… Better Off Dead: the skiing advice.
In Better Off Dead, Lane Meyer is trying to win back his erstwhile girlfriend – and show up the pretty-boy bully – by winning an extremely difficult skiing contest, from the top of a very steep mountain. The first time he tries to practice, as he stares out over the almost-vertical run that lies before him, his friend gives him advice, but Lane looks at his friend as if he’s been given the most useless advice imaginable. He starts down the slope, and within a few seconds, he’s been tossed willy-nilly into the snow.
Later, before the actual race, his new girlfriend (the one who likes him for who he is, and who would never leave him for a pretty-boy bully) gives him the same advice his friend had given him. This time, almost in spite of himself, Lane follows the advice, and emerges victorious at the bottom of the hill.
The advice? [Gesturing down the slope] “Go that way, very fast. If something gets in your way, turn.”
Whether we’re skiing, or going to school, or working, or learning to knit, or … well, anything, really – we encounter difficulties, setbacks, bumpy transitions, mistakes, failures, disappointments, and, well, life. We look out over our lives and imagine a near-vertical run that stretches between us and our destination: the goals we have, the people we love, the stuff we want to do, etc., etc. We imagine that to start down that slope is dangerous, or even deadly, and that to leave the safety of the plateau is to invite disaster. We imagine so many things to be difficult or impossible or scary or perilous or bad … and the last thing that makes sense to an imagination like that is the notion that the answers are simple.

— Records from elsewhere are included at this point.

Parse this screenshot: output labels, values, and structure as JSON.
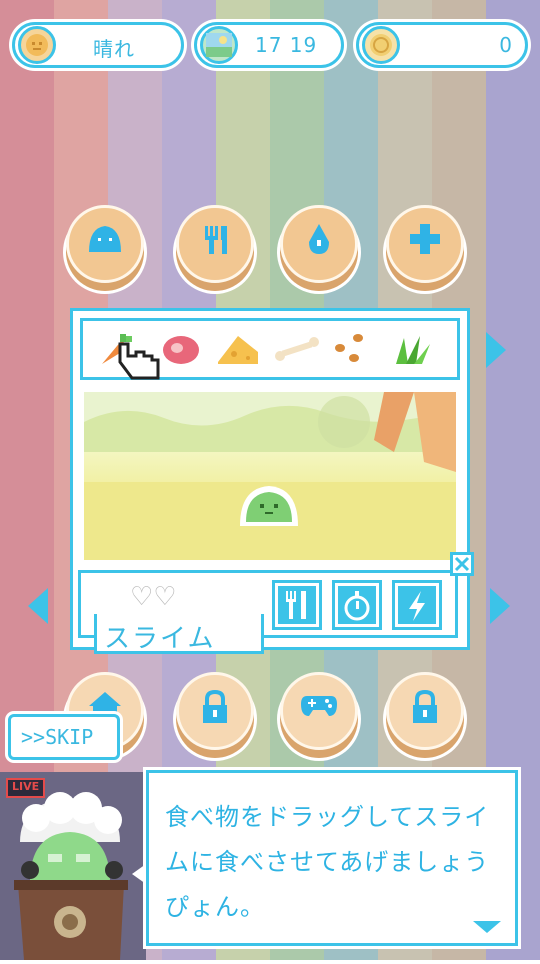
{
  "status_bar": {
    "weather": {
      "icon": "sun-face-icon",
      "label": "晴れ"
    },
    "clock": {
      "icon": "landscape-icon",
      "time": "17 19"
    },
    "coins": {
      "icon": "coin-icon",
      "count": "0"
    }
  },
  "actions_top": [
    {
      "icon": "slime-icon"
    },
    {
      "icon": "fork-knife-icon"
    },
    {
      "icon": "water-drop-icon"
    },
    {
      "icon": "plus-icon"
    }
  ],
  "food_items": [
    {
      "icon": "carrot-icon"
    },
    {
      "icon": "meat-icon"
    },
    {
      "icon": "cheese-icon"
    },
    {
      "icon": "bone-icon"
    },
    {
      "icon": "nuts-icon"
    },
    {
      "icon": "grass-icon"
    }
  ],
  "pet": {
    "name": "スライム",
    "hearts_label": "♡♡"
  },
  "pet_actions": [
    {
      "icon": "fork-knife-icon"
    },
    {
      "icon": "clock-icon"
    },
    {
      "icon": "lightning-icon"
    }
  ],
  "actions_bottom": [
    {
      "icon": "house-icon",
      "locked": false
    },
    {
      "icon": "lock-icon",
      "locked": true
    },
    {
      "icon": "gamepad-icon",
      "locked": false
    },
    {
      "icon": "lock-icon",
      "locked": true
    }
  ],
  "skip_button": {
    "label": ">>SKIP"
  },
  "live_badge": "LIVE",
  "dialog": {
    "text": "食べ物をドラッグしてスライムに食べさせてあげましょうぴょん。"
  },
  "colors": {
    "accent": "#3cc3e8",
    "button_face": "#f2c792",
    "stripes": [
      "#d58e98",
      "#dfa4a2",
      "#c9b2c9",
      "#b7acd2",
      "#c6d1ab",
      "#abc9aa",
      "#9ec0c5",
      "#c8c2b1",
      "#c6b7a6",
      "#a9a4cf"
    ]
  }
}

But “simple” and “easy” are two different things.
It isn’t easy to ski down a steep slope and beat the pretty-boy bully to the finish line. It isn’t easy to impress a girl whose heart is wrapped up in her own insecurities. It isn’t easy to grow up, get a job, go to school, find love, have a baby, raise children, face illness, get car-keys out of a sewer drain with a length of chewed gum, etc., etc. … but the key to success in life isn’t making stuff “easy”, or following any particular strategy or path or method or plan.
For instance, pretty-boy’s method is to ski with significant skill down the hill. Lane’s method ends up being either to ski downhill or be swarmed by angry newspaper delivery boys on ski-bikes. Both methods require effort, and determination; both men are prompted by their various fears – Lane fears the loneliness of losing the girl and the sting of humiliation, and pretty-boy fears not being pretty-boy anymore and the sting of humiliation. The course is equally difficult for both of them, and the thing that allows Lane to win comes down, not to any particular physical superiority he might have, but to his panic at being chased by newspaper delivery boys. Both men, as they navigate the treacherous landscape of high school politics, would be unlikely to classify life’s challenges as “straightforward,” and both men have chosen very different ways to achieve their goals in the world.
But the one who takes the “it’s simple” advice is the one who wins the race.
What if you knew in your bones that it was as simple as that? That, even when things were difficult, or stressful, or daunting, the solution was perfectly within your intellectual grasp? There’s no guarantee that you would emerge unscathed and victorious at the bottom of the hill, but wouldn’t it make it a lot easier to jump away from that “safe” plateau and proceed boldly into our lives? What if there was no “wrong” path? What if it turns out we’re pretty much fine if we keep our wits about us, keep our goals in focus, and adapt as necessary? What if that’s the secret to all of it?
Go that way. Very fast. If something gets in your way, turn.